Work request
Set down the data again exactly. Pictures are not part of the copy.

Input data
• • •
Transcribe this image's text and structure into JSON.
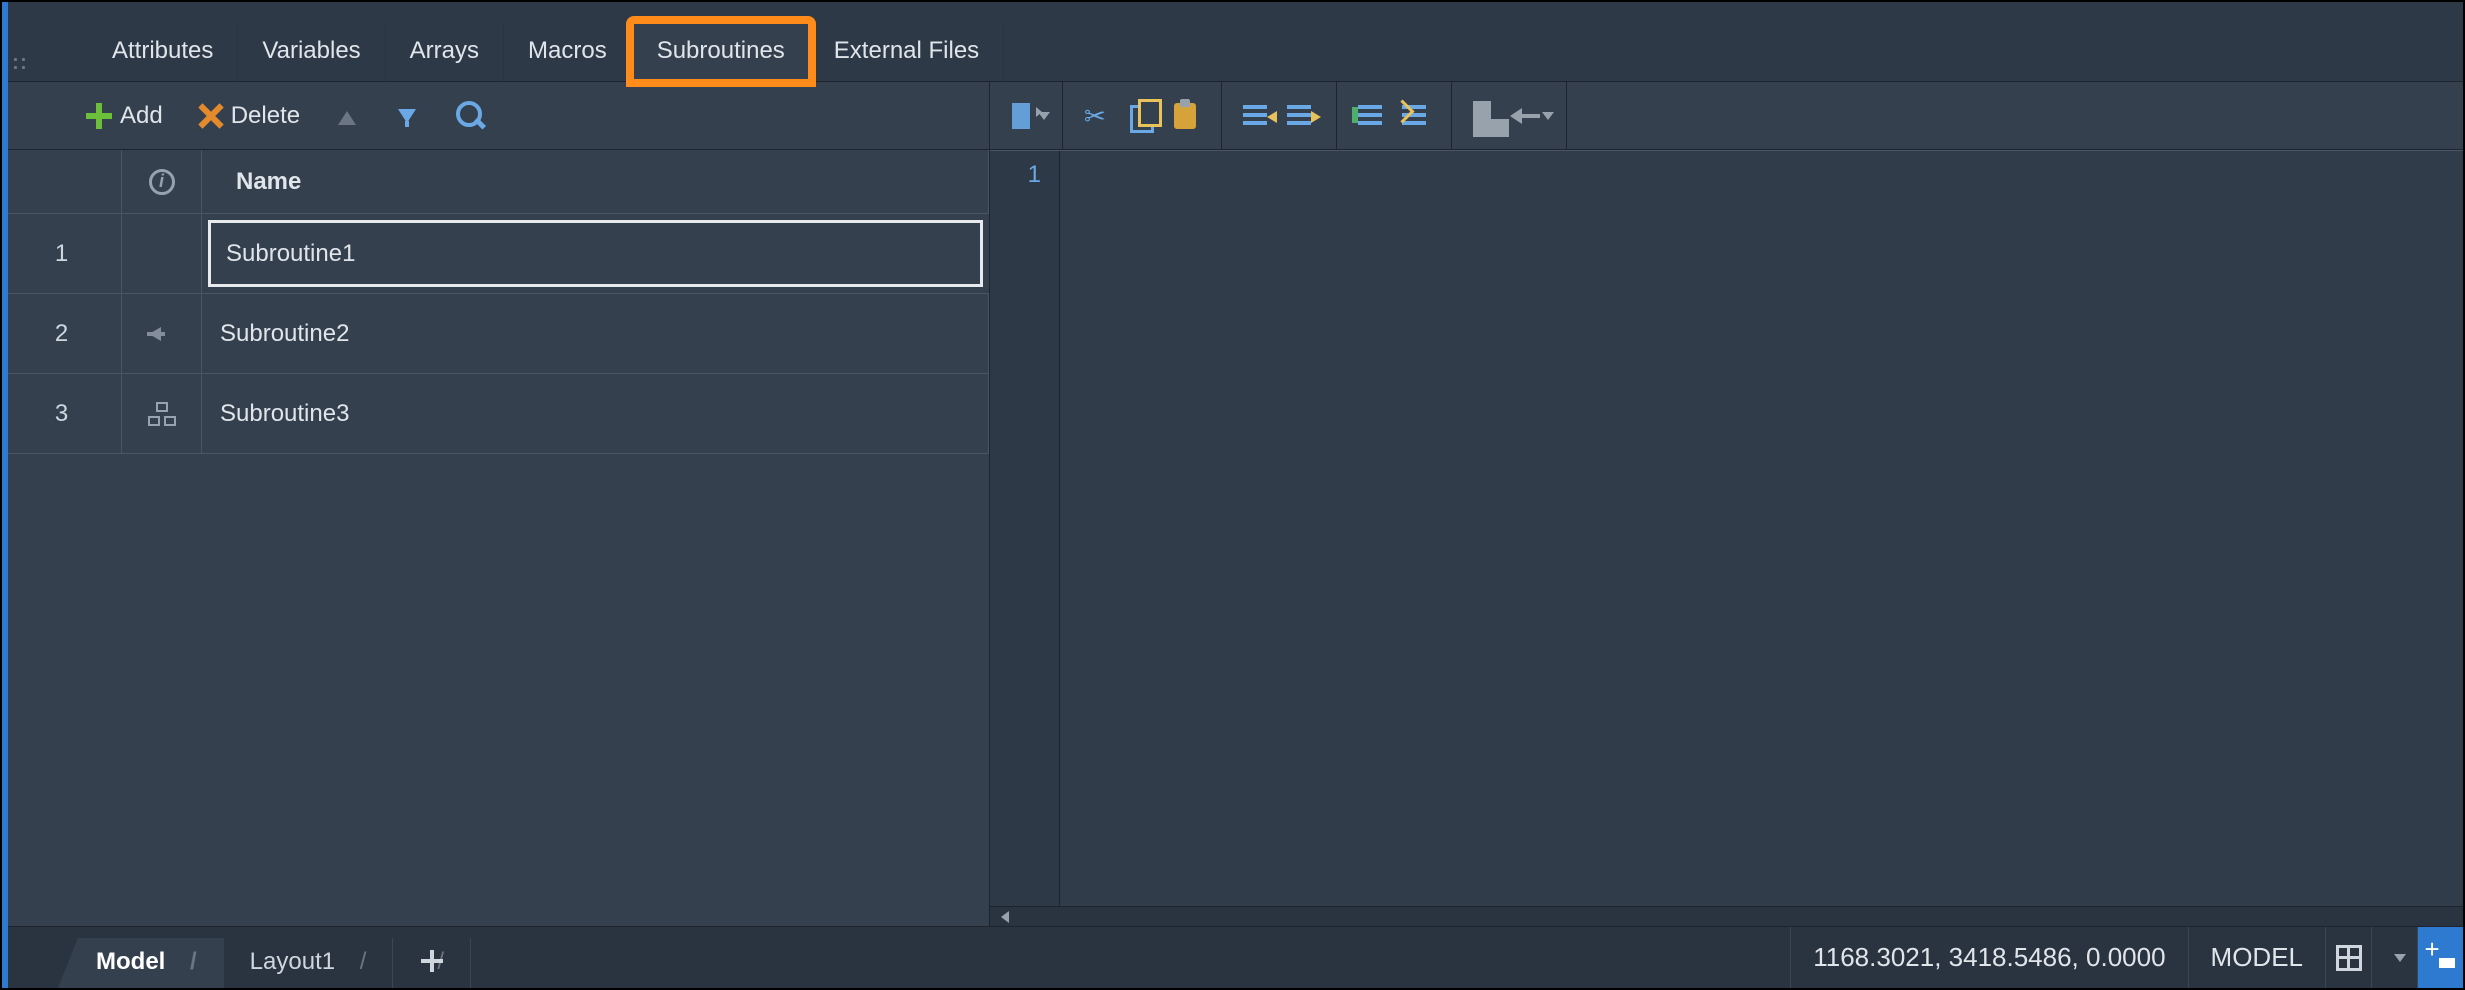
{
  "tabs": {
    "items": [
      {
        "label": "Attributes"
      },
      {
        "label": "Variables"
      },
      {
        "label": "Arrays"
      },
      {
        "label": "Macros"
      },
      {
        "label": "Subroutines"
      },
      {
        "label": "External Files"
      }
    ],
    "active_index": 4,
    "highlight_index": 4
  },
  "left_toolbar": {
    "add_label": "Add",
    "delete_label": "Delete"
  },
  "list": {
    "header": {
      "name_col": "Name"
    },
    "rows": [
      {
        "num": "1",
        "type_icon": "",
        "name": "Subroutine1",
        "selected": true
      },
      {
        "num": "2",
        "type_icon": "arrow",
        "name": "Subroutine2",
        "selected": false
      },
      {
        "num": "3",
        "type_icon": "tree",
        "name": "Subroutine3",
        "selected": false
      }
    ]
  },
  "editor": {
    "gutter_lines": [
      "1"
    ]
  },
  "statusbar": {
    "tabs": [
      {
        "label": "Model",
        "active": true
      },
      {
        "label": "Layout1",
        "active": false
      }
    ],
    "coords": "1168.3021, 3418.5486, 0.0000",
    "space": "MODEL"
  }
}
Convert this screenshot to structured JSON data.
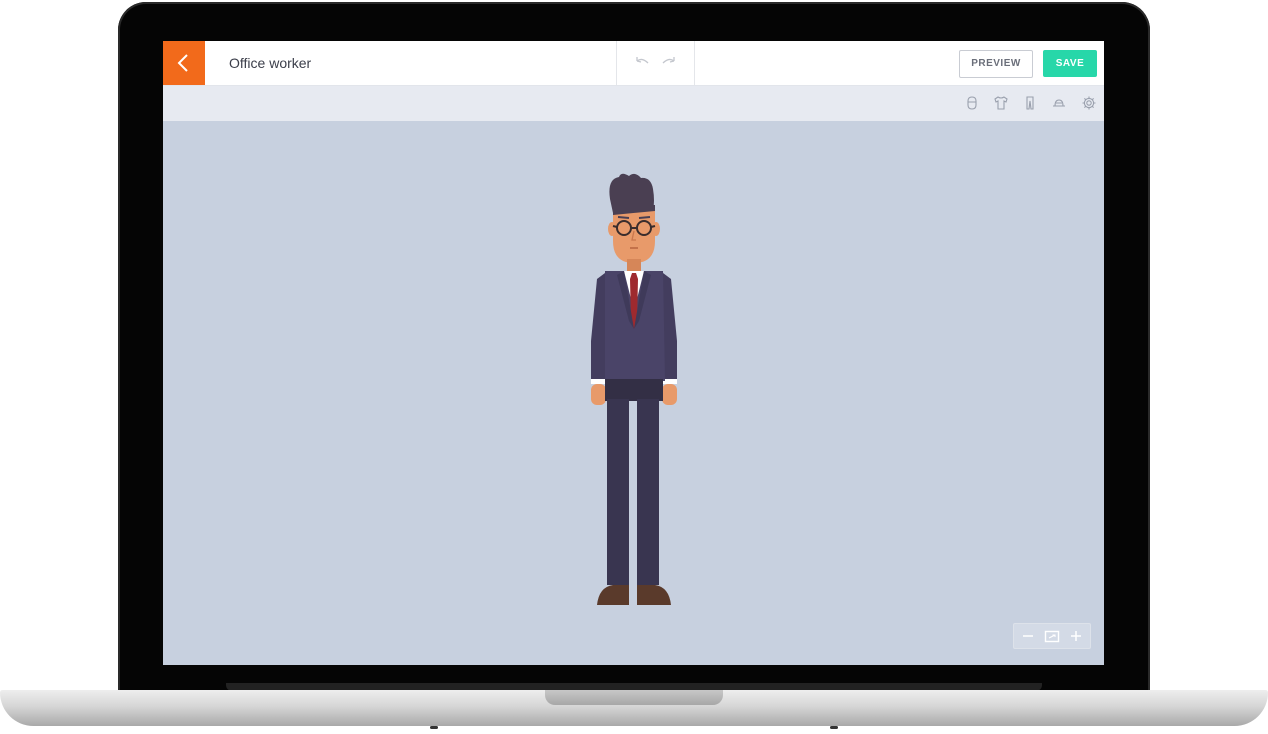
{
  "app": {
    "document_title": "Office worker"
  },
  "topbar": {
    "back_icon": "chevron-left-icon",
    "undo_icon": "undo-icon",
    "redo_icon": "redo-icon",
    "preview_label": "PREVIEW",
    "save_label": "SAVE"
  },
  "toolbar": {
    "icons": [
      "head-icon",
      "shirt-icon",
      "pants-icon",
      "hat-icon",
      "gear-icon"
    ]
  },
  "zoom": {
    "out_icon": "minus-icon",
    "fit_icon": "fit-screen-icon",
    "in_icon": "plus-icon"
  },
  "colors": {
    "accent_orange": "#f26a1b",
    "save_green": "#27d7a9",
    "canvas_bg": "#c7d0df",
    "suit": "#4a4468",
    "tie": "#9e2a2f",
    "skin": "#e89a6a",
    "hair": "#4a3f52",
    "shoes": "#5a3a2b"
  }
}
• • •
Written answer
Transcribe this image's text and structure into JSON.
{
  "tabs": {
    "items": [
      {
        "label": "Attributes"
      },
      {
        "label": "Variables"
      },
      {
        "label": "Arrays"
      },
      {
        "label": "Macros"
      },
      {
        "label": "Subroutines"
      },
      {
        "label": "External Files"
      }
    ],
    "active_index": 4,
    "highlight_index": 4
  },
  "left_toolbar": {
    "add_label": "Add",
    "delete_label": "Delete"
  },
  "list": {
    "header": {
      "name_col": "Name"
    },
    "rows": [
      {
        "num": "1",
        "type_icon": "",
        "name": "Subroutine1",
        "selected": true
      },
      {
        "num": "2",
        "type_icon": "arrow",
        "name": "Subroutine2",
        "selected": false
      },
      {
        "num": "3",
        "type_icon": "tree",
        "name": "Subroutine3",
        "selected": false
      }
    ]
  },
  "editor": {
    "gutter_lines": [
      "1"
    ]
  },
  "statusbar": {
    "tabs": [
      {
        "label": "Model",
        "active": true
      },
      {
        "label": "Layout1",
        "active": false
      }
    ],
    "coords": "1168.3021, 3418.5486, 0.0000",
    "space": "MODEL"
  }
}
Convert this screenshot to structured JSON data.
{
  "app": {
    "document_title": "Office worker"
  },
  "topbar": {
    "back_icon": "chevron-left-icon",
    "undo_icon": "undo-icon",
    "redo_icon": "redo-icon",
    "preview_label": "PREVIEW",
    "save_label": "SAVE"
  },
  "toolbar": {
    "icons": [
      "head-icon",
      "shirt-icon",
      "pants-icon",
      "hat-icon",
      "gear-icon"
    ]
  },
  "zoom": {
    "out_icon": "minus-icon",
    "fit_icon": "fit-screen-icon",
    "in_icon": "plus-icon"
  },
  "colors": {
    "accent_orange": "#f26a1b",
    "save_green": "#27d7a9",
    "canvas_bg": "#c7d0df",
    "suit": "#4a4468",
    "tie": "#9e2a2f",
    "skin": "#e89a6a",
    "hair": "#4a3f52",
    "shoes": "#5a3a2b"
  }
}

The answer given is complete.